→ **Required action**
Go through the listing below and say how many lines include "JSON". Give the number by itself.
:::
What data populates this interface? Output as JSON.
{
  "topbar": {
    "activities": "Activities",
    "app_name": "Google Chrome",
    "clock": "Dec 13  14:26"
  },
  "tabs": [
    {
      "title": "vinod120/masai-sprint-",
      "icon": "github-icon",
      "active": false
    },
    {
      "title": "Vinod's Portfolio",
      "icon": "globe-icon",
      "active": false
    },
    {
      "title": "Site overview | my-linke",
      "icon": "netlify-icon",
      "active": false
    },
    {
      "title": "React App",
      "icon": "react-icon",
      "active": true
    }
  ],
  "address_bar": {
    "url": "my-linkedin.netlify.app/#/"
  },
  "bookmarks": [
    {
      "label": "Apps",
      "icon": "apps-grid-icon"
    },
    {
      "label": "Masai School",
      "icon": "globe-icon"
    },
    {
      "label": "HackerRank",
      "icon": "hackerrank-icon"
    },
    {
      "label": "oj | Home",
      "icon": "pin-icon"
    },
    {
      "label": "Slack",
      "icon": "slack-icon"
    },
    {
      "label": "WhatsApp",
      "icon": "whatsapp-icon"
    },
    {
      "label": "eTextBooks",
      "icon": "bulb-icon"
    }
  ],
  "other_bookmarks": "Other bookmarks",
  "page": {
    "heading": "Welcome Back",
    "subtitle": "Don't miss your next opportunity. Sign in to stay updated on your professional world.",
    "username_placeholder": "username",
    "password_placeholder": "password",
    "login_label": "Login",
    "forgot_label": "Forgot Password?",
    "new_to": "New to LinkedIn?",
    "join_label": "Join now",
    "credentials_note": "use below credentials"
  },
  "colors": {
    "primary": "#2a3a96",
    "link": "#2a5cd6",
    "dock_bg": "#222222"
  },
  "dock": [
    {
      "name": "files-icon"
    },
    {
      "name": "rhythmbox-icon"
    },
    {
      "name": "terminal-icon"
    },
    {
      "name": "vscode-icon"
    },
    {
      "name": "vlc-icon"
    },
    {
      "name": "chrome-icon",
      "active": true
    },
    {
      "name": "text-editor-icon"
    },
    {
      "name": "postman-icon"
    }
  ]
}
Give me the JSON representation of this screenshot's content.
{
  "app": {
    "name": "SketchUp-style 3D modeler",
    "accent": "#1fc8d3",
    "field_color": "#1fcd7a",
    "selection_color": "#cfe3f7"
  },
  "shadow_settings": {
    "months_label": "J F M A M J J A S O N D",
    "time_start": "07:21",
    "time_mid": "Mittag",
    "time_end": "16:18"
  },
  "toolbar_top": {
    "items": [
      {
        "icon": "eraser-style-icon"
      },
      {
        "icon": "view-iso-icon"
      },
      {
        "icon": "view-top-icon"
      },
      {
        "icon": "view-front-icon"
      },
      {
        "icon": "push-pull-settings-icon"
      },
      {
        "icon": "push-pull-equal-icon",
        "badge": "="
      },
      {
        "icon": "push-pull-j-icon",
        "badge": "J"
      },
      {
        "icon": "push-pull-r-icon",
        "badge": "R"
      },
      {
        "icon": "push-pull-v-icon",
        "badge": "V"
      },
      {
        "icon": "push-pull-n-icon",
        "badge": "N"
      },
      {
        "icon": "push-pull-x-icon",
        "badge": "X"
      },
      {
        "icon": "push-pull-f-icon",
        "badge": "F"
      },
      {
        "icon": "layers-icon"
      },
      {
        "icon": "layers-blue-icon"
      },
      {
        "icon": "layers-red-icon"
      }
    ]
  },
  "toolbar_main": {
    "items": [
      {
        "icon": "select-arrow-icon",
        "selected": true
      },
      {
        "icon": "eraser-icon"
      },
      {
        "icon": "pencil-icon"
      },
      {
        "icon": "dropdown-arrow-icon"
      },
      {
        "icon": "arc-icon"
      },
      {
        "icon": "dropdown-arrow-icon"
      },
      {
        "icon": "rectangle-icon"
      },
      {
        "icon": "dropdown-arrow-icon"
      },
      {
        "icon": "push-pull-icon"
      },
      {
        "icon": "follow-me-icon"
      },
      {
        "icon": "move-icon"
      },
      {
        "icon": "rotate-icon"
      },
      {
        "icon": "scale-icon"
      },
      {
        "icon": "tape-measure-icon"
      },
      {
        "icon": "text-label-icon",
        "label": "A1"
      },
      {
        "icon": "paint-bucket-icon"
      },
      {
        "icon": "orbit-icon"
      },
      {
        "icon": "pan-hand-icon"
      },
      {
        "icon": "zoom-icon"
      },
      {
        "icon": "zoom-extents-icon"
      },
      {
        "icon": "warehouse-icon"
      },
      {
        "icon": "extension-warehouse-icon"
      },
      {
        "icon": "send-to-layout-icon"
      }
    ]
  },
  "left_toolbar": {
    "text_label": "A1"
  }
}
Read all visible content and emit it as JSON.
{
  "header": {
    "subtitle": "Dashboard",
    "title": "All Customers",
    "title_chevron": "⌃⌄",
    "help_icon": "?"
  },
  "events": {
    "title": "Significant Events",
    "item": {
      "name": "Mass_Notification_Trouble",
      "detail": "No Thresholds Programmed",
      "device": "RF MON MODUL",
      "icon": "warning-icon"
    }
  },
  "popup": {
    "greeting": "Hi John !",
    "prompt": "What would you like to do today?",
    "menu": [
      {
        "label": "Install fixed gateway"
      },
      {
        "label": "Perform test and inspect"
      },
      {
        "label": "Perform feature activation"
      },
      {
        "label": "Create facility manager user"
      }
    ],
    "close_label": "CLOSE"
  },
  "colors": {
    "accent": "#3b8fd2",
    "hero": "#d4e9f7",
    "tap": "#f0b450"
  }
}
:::
→ **Written response**
3